Concern for Mankind" which included programs to support the "clean and green" programs of the local
government. The INC conducted Linis Bayan (Filipino: Clean Town) and Lingap sa Mamamayan within
the local area. They also host a website for Iglesia Ni Cristo members to have an update of the Past and
present activities of the Church. The website is also used by members to listen and watch CMV or
Christian Music Videos, the CMV's are composed of Original musics and hymns of Iglesia Ni Cristo
Composed by the INC members themselves.
The website has pictures of past activities of the Church, Blogs, and every member can share the
happenings of their designated locales, and inspirational messages and compositions which is also
sometimes published in the magazine of the Iglesia Ni Cristo which is the PASUGO or God's Message.
There is also an Online Live feed of the channel GEM-TV (Global Expansion Media) on the website.
The Iglesia ni Cristo's architecture is notable for the narrow-pointed spires of its chapels. Some
observers describe the style as Gothic, while others see the style as reminiscent of Mormon temples.
The first INC house of worship, made of bamboo and nipa, was built in 1918 in Gabriela, Tondo, Manila.
As the members of the Iglesia Ni Cristo rapidly increases, more chapels are being built for each Locale in
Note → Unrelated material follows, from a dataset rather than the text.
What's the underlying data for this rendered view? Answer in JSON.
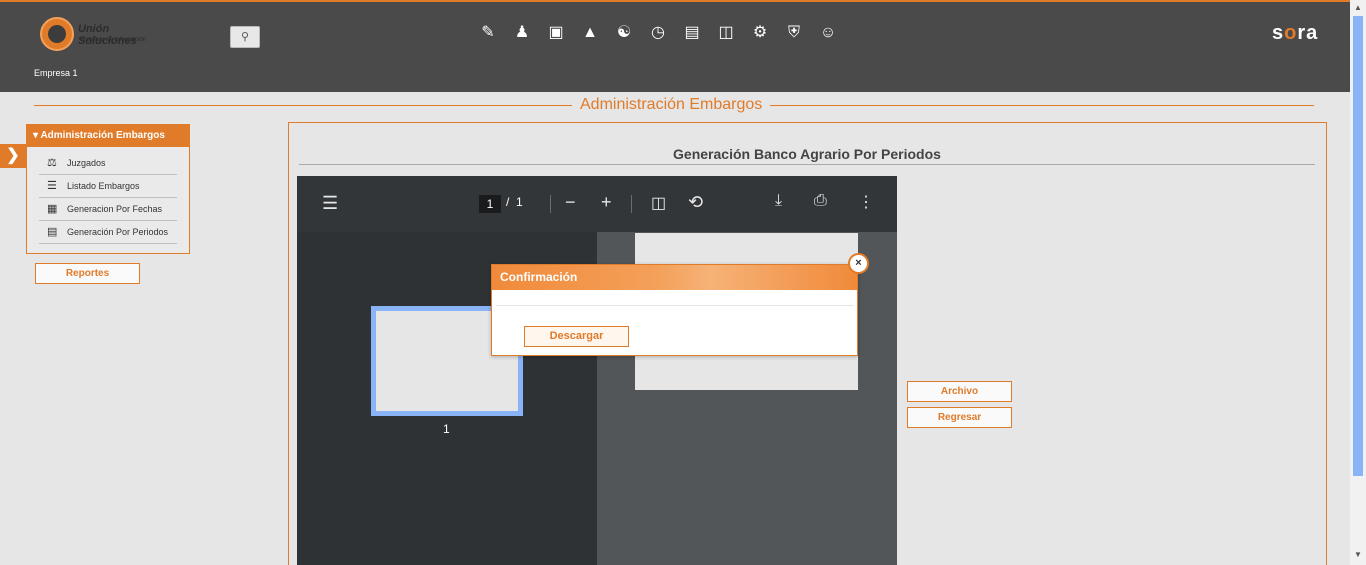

Ever since former Philippine president Manuel L. Quezon created a lasting friendship after asking Felix
Manalo for advice, the INC has been known for its strong political influence. While it strongly maintains
a close "friendship" with incumbent administrations, the INC also sees to it that they do not lose
"discreet connection" with the opposition. The INC reportedly supported Ferdinand E. Marcos until he
was ousted in 1986.
The religious organization practices bloc voting.